**What the exercise asks**
Extract, from the records beneath this instruction, each line that contains the word "arrow".

Input material section start

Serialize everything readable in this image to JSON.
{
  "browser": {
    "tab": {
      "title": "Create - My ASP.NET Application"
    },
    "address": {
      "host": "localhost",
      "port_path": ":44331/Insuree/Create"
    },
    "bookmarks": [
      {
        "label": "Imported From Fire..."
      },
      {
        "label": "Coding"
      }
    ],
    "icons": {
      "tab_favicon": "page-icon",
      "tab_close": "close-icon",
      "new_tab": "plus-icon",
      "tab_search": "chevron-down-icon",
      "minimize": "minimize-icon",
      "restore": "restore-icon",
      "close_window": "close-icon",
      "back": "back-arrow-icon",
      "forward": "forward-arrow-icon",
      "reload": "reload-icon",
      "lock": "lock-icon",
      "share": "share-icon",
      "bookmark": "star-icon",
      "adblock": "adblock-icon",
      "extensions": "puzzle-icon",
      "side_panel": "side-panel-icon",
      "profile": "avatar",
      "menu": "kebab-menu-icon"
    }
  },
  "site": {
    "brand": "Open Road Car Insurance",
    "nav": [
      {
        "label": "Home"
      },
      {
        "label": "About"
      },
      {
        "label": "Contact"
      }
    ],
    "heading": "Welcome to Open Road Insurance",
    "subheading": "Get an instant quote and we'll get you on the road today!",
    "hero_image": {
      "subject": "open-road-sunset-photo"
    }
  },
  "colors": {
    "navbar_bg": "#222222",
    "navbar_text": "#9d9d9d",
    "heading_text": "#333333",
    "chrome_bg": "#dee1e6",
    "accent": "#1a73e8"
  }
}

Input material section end

**Response to this task**
      "back": "back-arrow-icon",
      "forward": "forward-arrow-icon",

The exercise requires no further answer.